Mother and Baby homes survivors call for state apology


Adoptee identity rights group, Aitheantas, is calling for a 'national apology' from government on the handling of the Mother and Baby Homes commission.


Aitheantas wants Taoiseach Mcheal Martin and Children's Minister Roderic O'Gorman to commit to a state apology for the "decades-long practice of concealing and obstructing access to records pertaining to Mother and Baby Homes".


The organisation wants it to form a component of a broader apology for the practices of "forced and coercive adoption" that occurred at such facilities.


The Commission of Investigation on the Mother and Baby Homes is due to hand its report to government this week, with its publication delayed until late November or December.


This led to calls from Aitheantas on Wednesday for state sponsored mental health supports for survivors due to the "huge distress" the public discourse was causing survivors.


 




Citing Irish legislation from 2004, the government voted last week to seal all the personal documents accrued by the commission for a period of 30 years.


This brought widespread criticism from survivors and indeed the general public, with Aitheantas' Repeal the Seal petition garnering almost 195,000 signatures at the time of writing.

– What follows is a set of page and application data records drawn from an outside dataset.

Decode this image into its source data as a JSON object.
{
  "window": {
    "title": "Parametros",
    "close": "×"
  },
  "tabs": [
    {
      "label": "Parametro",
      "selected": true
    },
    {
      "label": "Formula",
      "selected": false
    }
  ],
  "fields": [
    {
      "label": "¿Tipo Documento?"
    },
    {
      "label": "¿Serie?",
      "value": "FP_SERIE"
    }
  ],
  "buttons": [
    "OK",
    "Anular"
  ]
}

Though, the Irish legislation paves the way for the documents to be sealed, it is in breach of the European Union's legislation pertaining to GDPR, enacted in 2018.


In cases such as this, EU law is supposed to take precedence.


After mounting pressure, Minister O'Gorman moved to clarify that survivors would be able to access their data, as long as two stipulations are met.


 




Survivors and adoptees will only be allowed access to their information if it doesn't impact on the rights of others or if it doesn't threaten the commission process.


Aitheantas founder, Maree Ryan-O'Brien, today welcomed Minister O'Gorman's clarification, though the groups was less than pleased about the "inconsistent approach", leading to their call for swift action to allow access to records in a straightforward manner.


"We appreciate that the Taoiseach and wider Government now understand the upset and distressed caused by the mixed messaging they put out with regard to legislation on the Commission.


"Their statements last night are a response to the huge public anger about the policy of sealing records.


However, there is still an inconsistent approach to this matter by the Government, which is at odds with common sense and the law.


The Government previously maintained that GDPR did not applypursuantto the advice of the Attorney General under the 2004 Act.


"Now, it appears they are conceding that GDPR does apply, but they want to take an la carte approach. This is not acceptable."


Ms. Ryan-O'Brien also raised concerns on the hurdles presented to survivors by the level of bureaucracy involved in accessing the data.


From what we can see, there will be a worrying level of formality involved in releasing information to adoptees and survivors.


"We have been here many times before, with the so-called balancing of rights used as an excuse to limit adoptees and survivors rights to their own information."